Close message
Skip to content

Truth and history

The rise of citizen journalist offers alternative views to officially recorded history in every tweet, blog and post. Why is it so important for libraries to preserve Facebook, Twitter and other online conversations? How would our world today be understood 100 years from now if these millions of diverse voices from around the world were lost?

See John Birmingham talk about why preserving this digital content is vital.

27 minutes with Mr Noisy

Bruce Russell is best known as a founding member of Dunedin band The Dead C and creator of the Xpressway label, which featured artists like Alastair Galbraith, The Terminals, and The Dead C themselves. He also set up the Corpus Hermeticum imprint as a vehicle to release music from his side project, A Handful of Dust, which eventually became a duo with fellow noise artist Alastair Galbraith.

Watch 27 minutes with Mr Noisy in the NDHA

This short documentary, produced by Olive Russell, Bruce’s then 16-year-old daughter, features him talking about his work with The Dead C and other projects, of which there have been many, as well as reminiscing about life in the Dunedin scene in the 1980s.

Like many of New Zealand’s experimental noise artists Russell is better known overseas, where the Dead C enjoy a cult following. The Library recently gained permission to archive the following website dedicated to the band. Compiled by American Bruce Tiffee, the site features a history of the group, news, interviews and an extensive discography.

Screenshot from a website covering the Dead C. Shows a photo of the band and links to their history, interviews, discography, and reviews.
Bruce Tiffee, The Dead C. Record page

As computers replacing typewriters have resulted in born-digital material, the musician’s manuscript paper and pencil have now been replaced with music-writing software. So too, the tape recorder and video camera have been superseded by recording devices capturing digital sound and moving image, and electronic music and sonic art works are being created on sound editing software.

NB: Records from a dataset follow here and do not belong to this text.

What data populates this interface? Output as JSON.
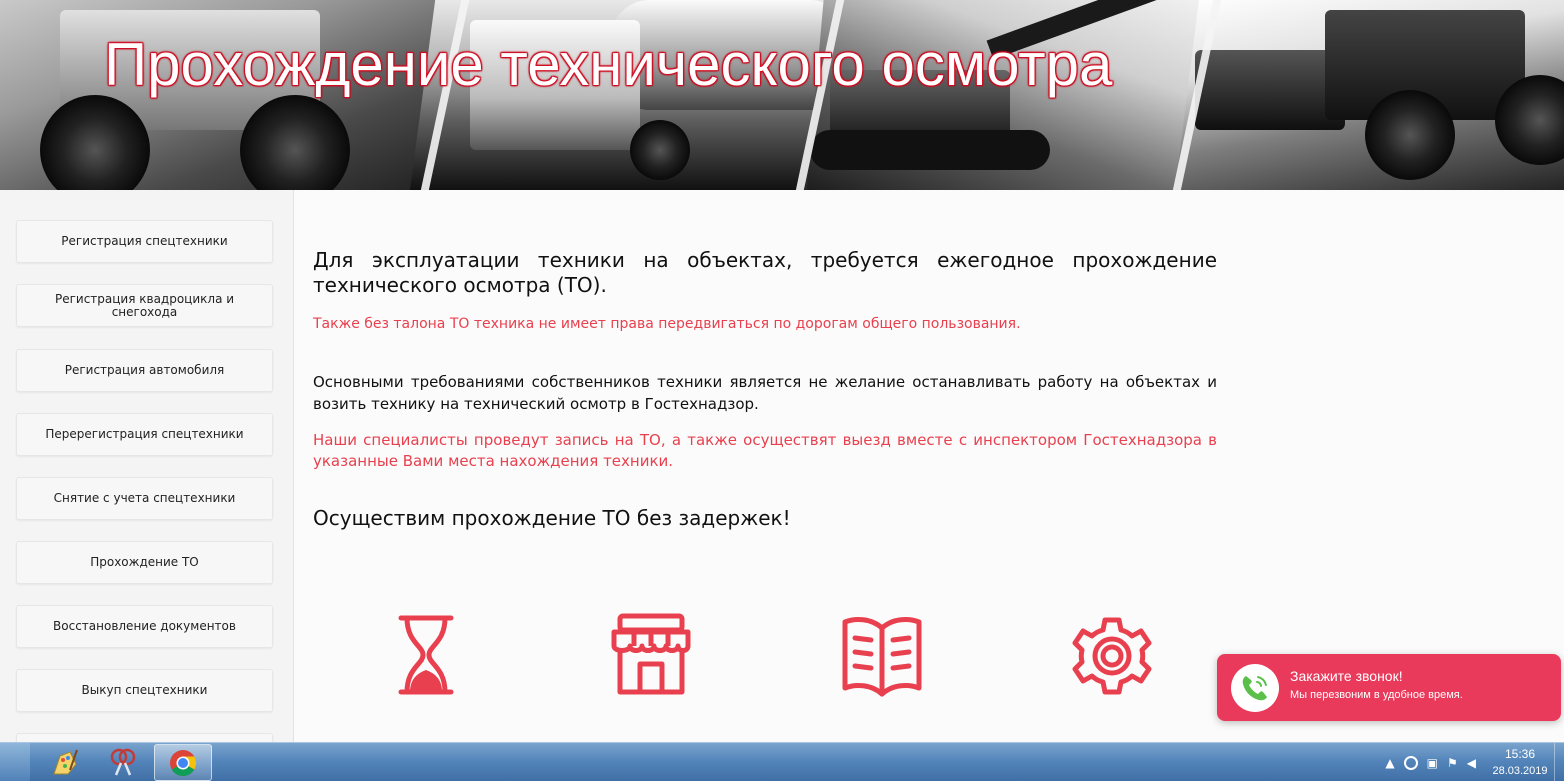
{
  "banner": {
    "title": "Прохождение технического осмотра"
  },
  "sidebar": {
    "items": [
      {
        "label": "Регистрация спецтехники"
      },
      {
        "label": "Регистрация квадроцикла и снегохода"
      },
      {
        "label": "Регистрация автомобиля"
      },
      {
        "label": "Перерегистрация спецтехники"
      },
      {
        "label": "Снятие с учета спецтехники"
      },
      {
        "label": "Прохождение ТО"
      },
      {
        "label": "Восстановление документов"
      },
      {
        "label": "Выкуп спецтехники"
      }
    ]
  },
  "main": {
    "heading": "Для эксплуатации техники на объектах, требуется ежегодное прохождение технического осмотра (ТО).",
    "note1": "Также без талона ТО техника не имеет права передвигаться по дорогам общего пользования.",
    "paragraph": "Основными требованиями собственников техники является не желание останавливать работу на объектах и возить технику на технический осмотр в Гостехнадзор.",
    "note2": "Наши специалисты проведут запись на ТО, а также осуществят выезд вместе с инспектором Гостехнадзора в указанные Вами места нахождения техники.",
    "subheading": "Осуществим прохождение ТО без задержек!",
    "features": [
      {
        "icon": "hourglass-icon"
      },
      {
        "icon": "store-icon"
      },
      {
        "icon": "book-icon"
      },
      {
        "icon": "gear-icon"
      }
    ]
  },
  "callback": {
    "title": "Закажите звонок!",
    "subtitle": "Мы перезвоним в удобное время.",
    "icon": "phone-icon"
  },
  "taskbar": {
    "time": "15:36",
    "date": "28.03.2019",
    "apps": [
      "paint-icon",
      "snipping-tool-icon",
      "chrome-icon"
    ]
  },
  "colors": {
    "accent": "#e8404e",
    "callback_bg": "#ea3a5b",
    "banner_title_glow": "#e3142c"
  }
}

The Archive of New Zealand Music preserves these born-digital collections as they were created, and that means capturing these various files in their original format. For the researcher this gives a greater understanding of how the creator worked, bringing insight from examining these primary resources in conjunction with consulting the finished product.

Along with these files comes supporting material, also increasingly in digital formats. With this comes a great variety of how information is recorded, moving beyond written accounts to oral histories either recorded or videoed, which have then been edited and made available on the internet.

In turn, the internet has become a great resource for finding information – but that content too needs to be archived. The Dead C webpage is still active but many websites of past bands and musicians have disappeared over time.

The National Digital Heritage Archive plays an important role in preserving both these unpublished documents and online websites, which are then made accessible through Alexander Turnbull Library’s finding aids. These have proven valuable resources to the library user – from the curious passer-by to the in-depth researcher and everyone in between.

What do you want to keep forever?

What have you been making that you want to keep safe? Digital publications should be sent to the Library's Legal Deposit team, and the Turnbull would love to see anything you'd like to donate.

Submit your digital publications under Legal Deposit | Donate your digital items to the Turnbull

Born digital 2016: Collecting for the future.